The Jewish Angle
As with any administration in the last several decades, Donald Trump’s cabinet is rife with Jews. People often think that Jews use financial power to pave their way to the top. But viewing their success as a mere offshoot of wealth misses the key strength of Jews. Jews are at the top primarily because they are great connectors. Their ability to connect people to people gives them clout in every system. The problem is that political leaders tend to use this unique skill to promote a partisan agenda. Trump will set a precedent if he uses them in order to promote an all-American agenda of unity.
There is a good reason why Jews excel at connecting people. They are the only nation in the world with an official birthday. The Torah writes that on the 6th of the Hebrew month of Sivan, 2488 on the Hebrew calendar (1272 BC), the Jewish people was pronounced. The prerequisite for the declaration of the Jewish people was that they unite “as one man with one heart.” Since that momentous event, the rise and fall of the Jewish people has depended on their level of dedication to the principle of unity.

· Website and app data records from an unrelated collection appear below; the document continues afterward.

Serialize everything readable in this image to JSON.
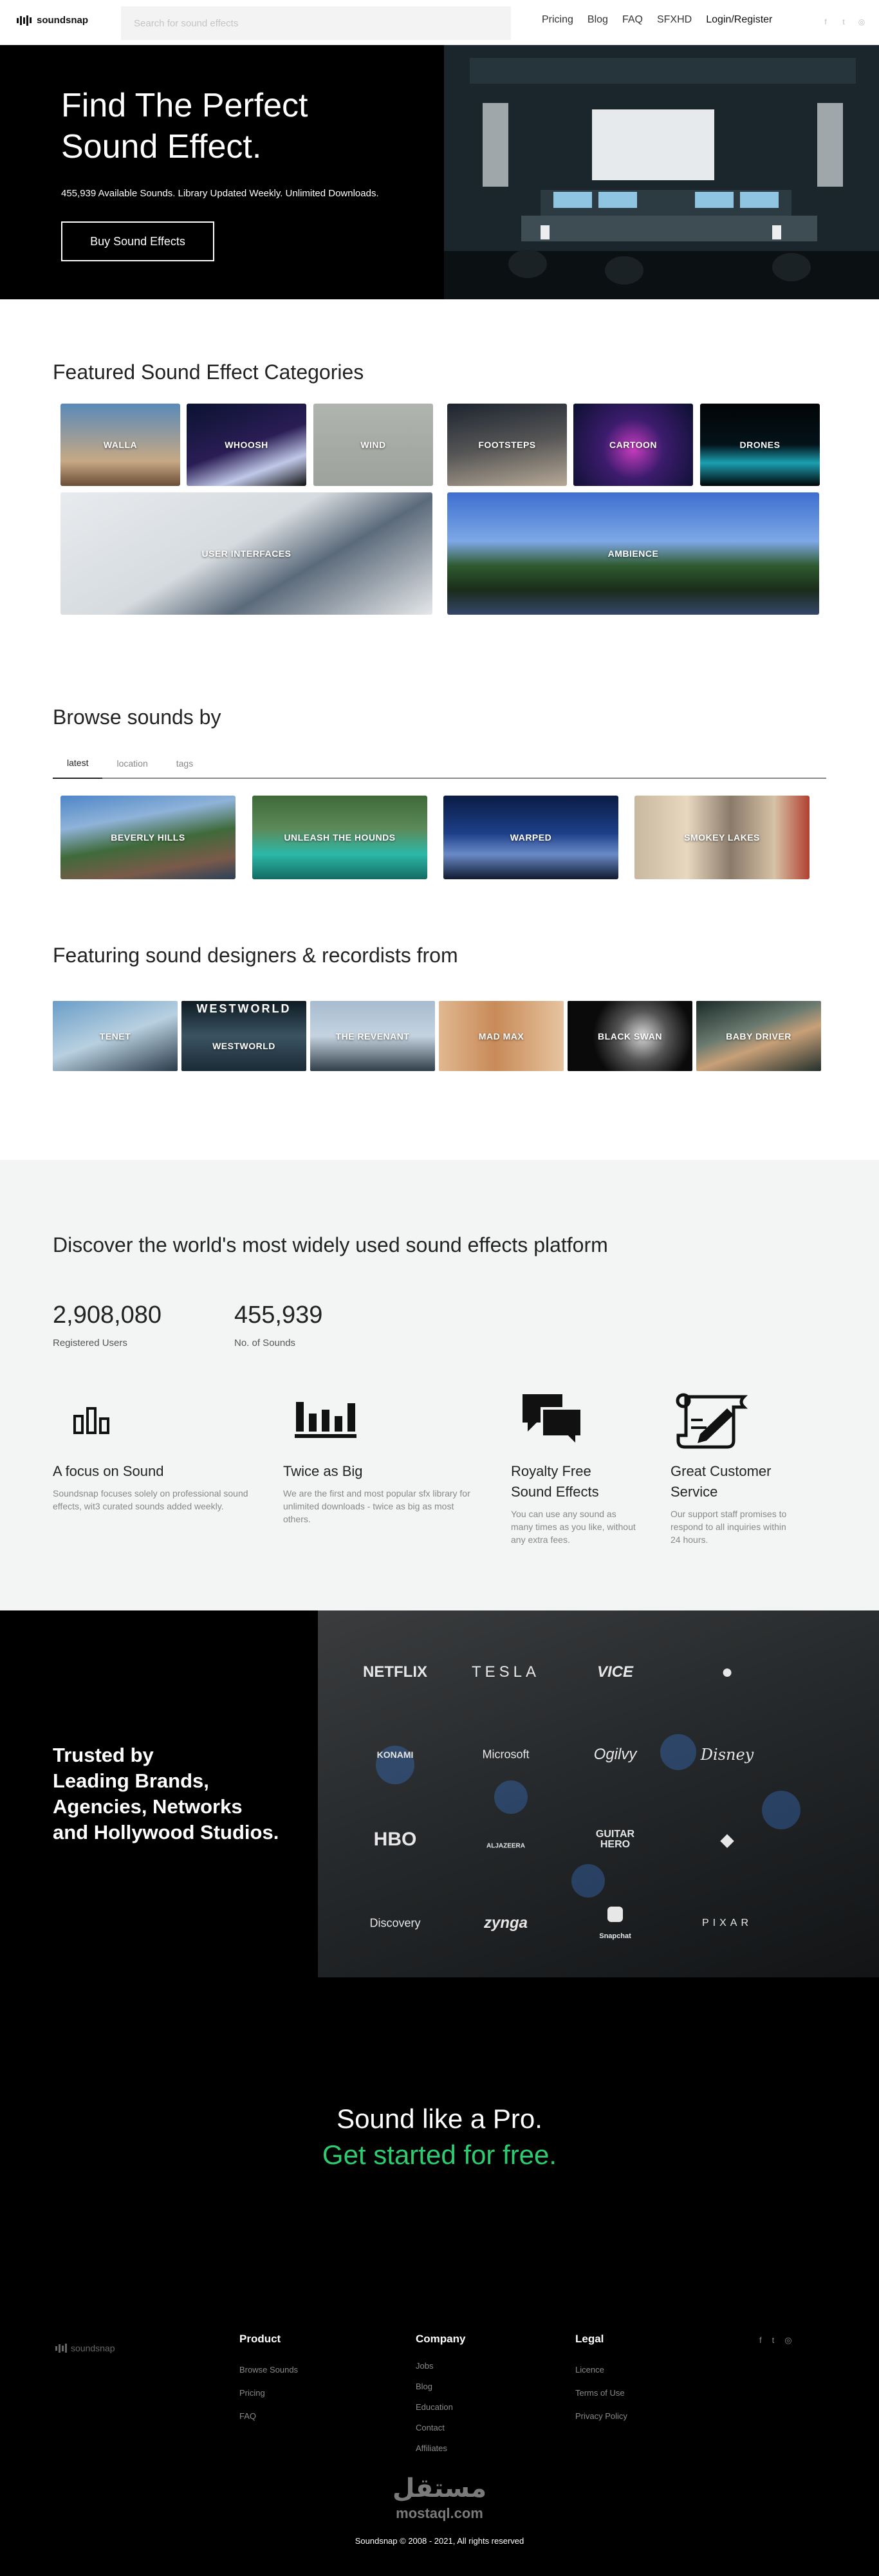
{
  "nav": {
    "logo": "soundsnap",
    "search_placeholder": "Search for sound effects",
    "links": [
      "Pricing",
      "Blog",
      "FAQ",
      "SFXHD"
    ],
    "login": "Login",
    "register": "Register"
  },
  "hero": {
    "title_line1": "Find The Perfect",
    "title_line2": "Sound Effect.",
    "subtitle": "455,939 Available Sounds. Library Updated Weekly. Unlimited Downloads.",
    "cta": "Buy Sound Effects"
  },
  "featured": {
    "title": "Featured Sound Effect Categories",
    "categories": [
      "WALLA",
      "WHOOSH",
      "WIND",
      "FOOTSTEPS",
      "CARTOON",
      "DRONES",
      "USER INTERFACES",
      "AMBIENCE"
    ]
  },
  "browse": {
    "title": "Browse sounds by",
    "tabs": [
      "latest",
      "location",
      "tags"
    ],
    "collections": [
      "BEVERLY HILLS",
      "UNLEASH THE HOUNDS",
      "WARPED",
      "SMOKEY LAKES"
    ]
  },
  "designers": {
    "title": "Featuring sound designers & recordists from",
    "films": [
      "TENET",
      "WESTWORLD",
      "THE REVENANT",
      "MAD MAX",
      "BLACK SWAN",
      "BABY DRIVER"
    ],
    "poster_text": "WESTWORLD"
  },
  "stats": {
    "title": "Discover the world's most widely used sound effects platform",
    "users_value": "2,908,080",
    "users_label": "Registered Users",
    "sounds_value": "455,939",
    "sounds_label": "No. of Sounds",
    "features": [
      {
        "title": "A focus on Sound",
        "text": "Soundsnap focuses solely on professional sound effects, wit3 curated sounds added weekly."
      },
      {
        "title": "Twice as Big",
        "text": "We are the first and most popular sfx library for unlimited downloads - twice as big as most others."
      },
      {
        "title_line1": "Royalty Free",
        "title_line2": "Sound Effects",
        "text": "You can use any sound as many times as you like, without any extra fees."
      },
      {
        "title_line1": "Great Customer",
        "title_line2": "Service",
        "text": "Our support staff promises to respond to all inquiries within 24 hours."
      }
    ]
  },
  "trusted": {
    "line1": "Trusted by",
    "line2": "Leading Brands,",
    "line3": "Agencies, Networks",
    "line4": "and Hollywood Studios.",
    "brands": [
      "NETFLIX",
      "TESLA",
      "VICE",
      "KONAMI",
      "Microsoft",
      "Ogilvy",
      "Disney",
      "HBO",
      "ALJAZEERA",
      "GUITAR HERO",
      "Discovery",
      "zynga",
      "Snapchat",
      "PIXAR"
    ]
  },
  "cta": {
    "line1": "Sound like a Pro.",
    "line2": "Get started for free."
  },
  "footer": {
    "logo": "soundsnap",
    "product_title": "Product",
    "product_links": [
      "Browse Sounds",
      "Pricing",
      "FAQ"
    ],
    "company_title": "Company",
    "company_links": [
      "Jobs",
      "Blog",
      "Education",
      "Contact",
      "Affiliates"
    ],
    "legal_title": "Legal",
    "legal_links": [
      "Licence",
      "Terms of Use",
      "Privacy Policy"
    ],
    "copyright": "Soundsnap © 2008 - 2021, All rights reserved",
    "watermark_ar": "مستقل",
    "watermark_en": "mostaql.com"
  },
  "colors": {
    "accent_green": "#2ecc71",
    "dark": "#000000",
    "stats_bg": "#f2f5f4"
  }
}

In the centuries following their inauguration, the Jews endured countless internal conflicts. They overcame them by applying the law that King Solomon succinctly worded, “Hate stirs strife, and love covers all crimes” (Prov 10:12). Around the beginning of the Common Era, they lost their ability to “cover their hatred with love,” and the alienation between them evolved into such hatred that it brought upon them the exile from the Land of Israel and the ruin of the Temple. The Talmud (Masechet Yoma) states this very clearly: “The Second Temple … why was it ruined? Because there was unfounded hatred in it.”
Following the ruin of the Temple and the exile from the Land of Israel, Jews remained experts in connection, but they no longer wanted to connect the nation “as one man with one heart.” Instead, they used the skill they had honed for centuries to promote the interests of their coteries. Political success requires good connections. As a result, politicians have always employed Jewish advisors, usually under the (derogatory) title: “Court Jew.” Just recently, Jonathan Levi of the Forward asked, “Is Jared Kushner the ‘Court Jew’ of Donald Trump’s Realm?”
Making America Great Again
Draining the swamp will require Jews in Donald Trump’s administration to work differently than in all previous administrations. To succeed, America must be a united nation. Trump needs to require that first and foremost, the Jews facilitate connections and rapport among themselves on both sides of the political map. Subsequently, they must extend that amity to the rest of the nation.
If the Jews, who are in key positions in both parties, establish trust and understanding among themselves, it will facilitate a reconciliation process with the Democratic Party and the possibility to establish a government that enjoys the full support of Congress. The longer Trump waits, the harder it will be for him to operate, as divisive forces such as Barack Obama, John McCain, and Bernie Sanders grow stronger through the relentless push of neoliberal news media, which encompass nearly all major networks including, to a degree, Fox News.
Typically, advisors to the president suggest in which direction to lead the country and how to bring it there. But Donald Trump is not your ordinary president. He is a businesslike leader who determines how he wants his advisors to help him. If he is smart, he will tell them to draw up a roadmap leading from the current partisanship to trust, cooperation, and eventual cohesion of the American society and the political establishment. This will make America not only great, but also a role model for all other nations, “a light unto nations,” if you will. Implementing a plan of this nature will drain the swamp for certain, and will guarantee America’s future of safety, peace, and world leadership.